Alexander von Humboldt was born on September 14th, 1769. He was famous for being a Prussian geographer, explorer, and a naturalist. He brought profound influence in the Romantic philosophy. He was also the brother of Wilhelm von Humboldt who was a Prussian minister and a renowned philosopher. Humboldt significant works that laid a foundation to biogeography was his contribution more so in the field of botanic geography.
Alexander von Humboldt was born on September 14th, 1769. His place of birth was in Berlin. At the time of his birth, he was born to a prominent family since his father; Alexander Georg von Humboldt was also born to renowned Pomeranian family. His mother was called Maria Elizabeth Colomb.
Humboldt’s father passed away in 1779, and his mother was left to take care of them after inheriting his father’s property. Humboldt had to study from home together with his brother named Wilhelm. Some of the subjects that they studied during their early education were mathematics, political history, economics and other languages.
During his tender years, Alexander von Humboldt acquired the name ‘the little apothecary’ for reasons that he had developed a particular liking to collecting plant specimens, shells, and insects. Soon, he went for his university education at the University of Frankfurt. Here, he took finance. Nonetheless, his period at this university was short-lived as he went to the University of Göttingen in 1789.
With the particular inclination to geography that Humboldt developed when he was at the university, prompted him to enroll with Freiberg Academy of Mines. This gave him the opportunity of being trained by a famous geologist named A.G. Werner. Around this period, he befriended George Foster. Foster was Captain James Cook’s illustrator. Friendship with Foster also gave Humboldt a new interest in exploration as both of them took distant voyages. For example, during the summer period of 1790, they toured England.
Two years down the line, Alexander von Humboldt earned himself a job as a mines assessor. With his dedication to this field, he was successful as he rose up the ladder of his mining career. Within no time, diplomatic duties were primarily assigned to him. At some point, he went on to settle in the city of Vienna and also took voyages to Switzerland and Italy.

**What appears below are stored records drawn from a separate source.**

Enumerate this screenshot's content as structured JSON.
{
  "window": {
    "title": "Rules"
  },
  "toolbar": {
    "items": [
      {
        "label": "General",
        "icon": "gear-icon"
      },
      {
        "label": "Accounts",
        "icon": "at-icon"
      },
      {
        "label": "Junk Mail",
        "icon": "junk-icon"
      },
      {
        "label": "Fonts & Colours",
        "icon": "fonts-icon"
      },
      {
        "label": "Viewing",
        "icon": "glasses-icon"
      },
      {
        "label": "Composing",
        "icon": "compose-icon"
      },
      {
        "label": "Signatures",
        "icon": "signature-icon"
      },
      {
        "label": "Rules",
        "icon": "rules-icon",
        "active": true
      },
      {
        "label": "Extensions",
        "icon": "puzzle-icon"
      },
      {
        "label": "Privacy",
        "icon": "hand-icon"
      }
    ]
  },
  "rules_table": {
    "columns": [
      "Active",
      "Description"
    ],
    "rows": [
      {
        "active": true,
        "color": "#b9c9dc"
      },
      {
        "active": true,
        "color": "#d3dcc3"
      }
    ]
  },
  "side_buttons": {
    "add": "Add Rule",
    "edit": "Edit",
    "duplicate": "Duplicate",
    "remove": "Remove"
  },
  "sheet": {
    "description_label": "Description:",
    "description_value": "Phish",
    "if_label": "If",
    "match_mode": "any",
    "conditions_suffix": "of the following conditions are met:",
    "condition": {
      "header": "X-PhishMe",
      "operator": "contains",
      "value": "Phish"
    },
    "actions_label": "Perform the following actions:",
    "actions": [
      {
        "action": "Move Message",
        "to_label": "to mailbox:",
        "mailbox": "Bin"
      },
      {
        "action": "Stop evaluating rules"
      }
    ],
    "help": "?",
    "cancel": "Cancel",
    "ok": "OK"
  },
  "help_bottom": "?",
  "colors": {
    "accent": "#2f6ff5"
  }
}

Humboldt had gained enough experience in the mining industry to the extent that he published a book on this field. This book was published in 1793 and was called Florae Fribergensis Specimen.
In 1796, Humboldt’s mother passed away. This meant that he was to inherit his father’s wealth from his mother. This occurrence also led to his resignation from the mining job he had been working on. He partnered with AiméBonpland, a botanist, on an expedition in Marseille before proceeding further on to Madrid.

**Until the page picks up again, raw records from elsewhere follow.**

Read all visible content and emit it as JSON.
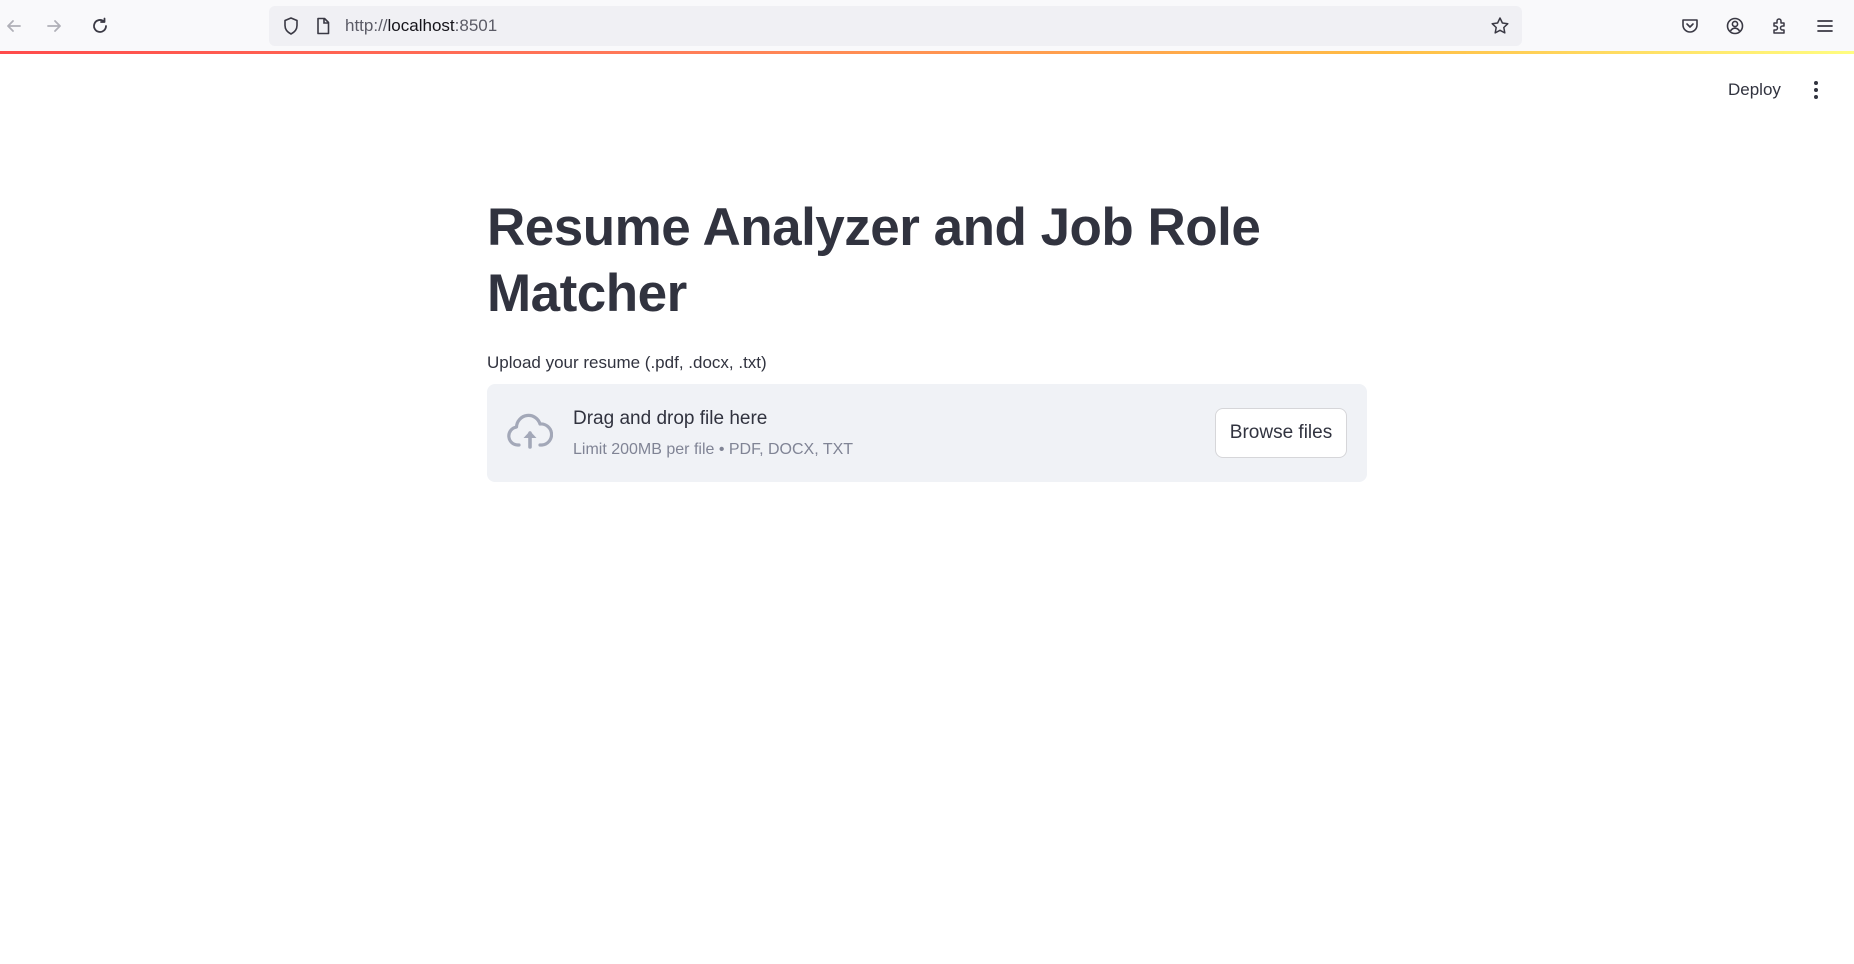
{
  "browser": {
    "url_scheme": "http://",
    "url_host": "localhost",
    "url_port": ":8501",
    "icons": [
      "back-icon",
      "forward-icon",
      "reload-icon",
      "shield-icon",
      "page-icon",
      "star-icon",
      "pocket-icon",
      "account-icon",
      "extensions-icon",
      "menu-icon"
    ]
  },
  "header": {
    "deploy_label": "Deploy",
    "menu_icon": "kebab-menu-icon"
  },
  "main": {
    "title": "Resume Analyzer and Job Role Matcher",
    "uploader": {
      "label": "Upload your resume (.pdf, .docx, .txt)",
      "drop_title": "Drag and drop file here",
      "limit_text": "Limit 200MB per file • PDF, DOCX, TXT",
      "browse_label": "Browse files",
      "icon": "cloud-upload-icon"
    }
  },
  "colors": {
    "accent_gradient": [
      "#ff4b4b",
      "#ffbd45",
      "#fffd80"
    ],
    "text": "#31333f",
    "dropzone_bg": "#f0f2f6",
    "muted_text": "#808495"
  }
}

His career took a different turn as Alexander von Humboldt explored the Spanish American region with the financial support of the minister of Spain called Don Mariano.

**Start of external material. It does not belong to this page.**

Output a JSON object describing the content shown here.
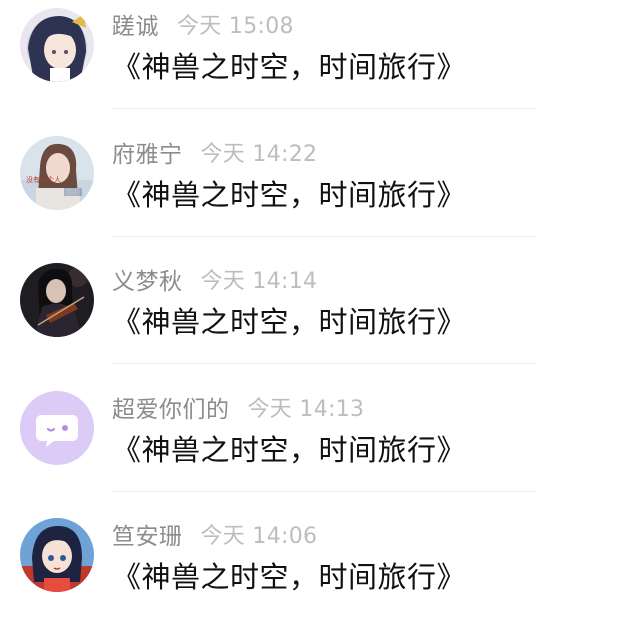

Soon, Humboldt and Bonpland went to tour Latin America in the period from 1799 to 1804. During this voyage, they explored places such as Pizarro, Cumana, and Tenerife. From this trip, Humboldt drew maps indicating the Orinoco River. Before ending their journey in Lima, Peru, they had travelled through Ecuador. Upon completion of his voyage, he went to the United States where he met with President Thomas Jefferson. Jefferson had a particular interest in the science field.
With time, Alexander von Humboldt became the Prussian King’s advisor. This was a move that would guarantee that he could earn a living. This came after his inheritance had gradually depreciated.
In 1827, he went to Berlin where he publicly shared the experiences that he had acquired over the years. This brought fame to his side. It is around this period that Humboldt worked on his book titled Kosmos. This was regarded as one of the best works he ever did.
Rumor has it that nothing but mystery surrounded Humboldt's own life. Perhaps this is the main reason why he did not leave behind his letters. Before his death, all wealth that he had acquired was surrendered to his helper named Seifert.
Alexander von Humboldt died on May 6th, 1859. He was aged 89 years during his demise.
Ferdinand Freiherr von Richthofen
Carl Ortwin Sauer
William Morris Davis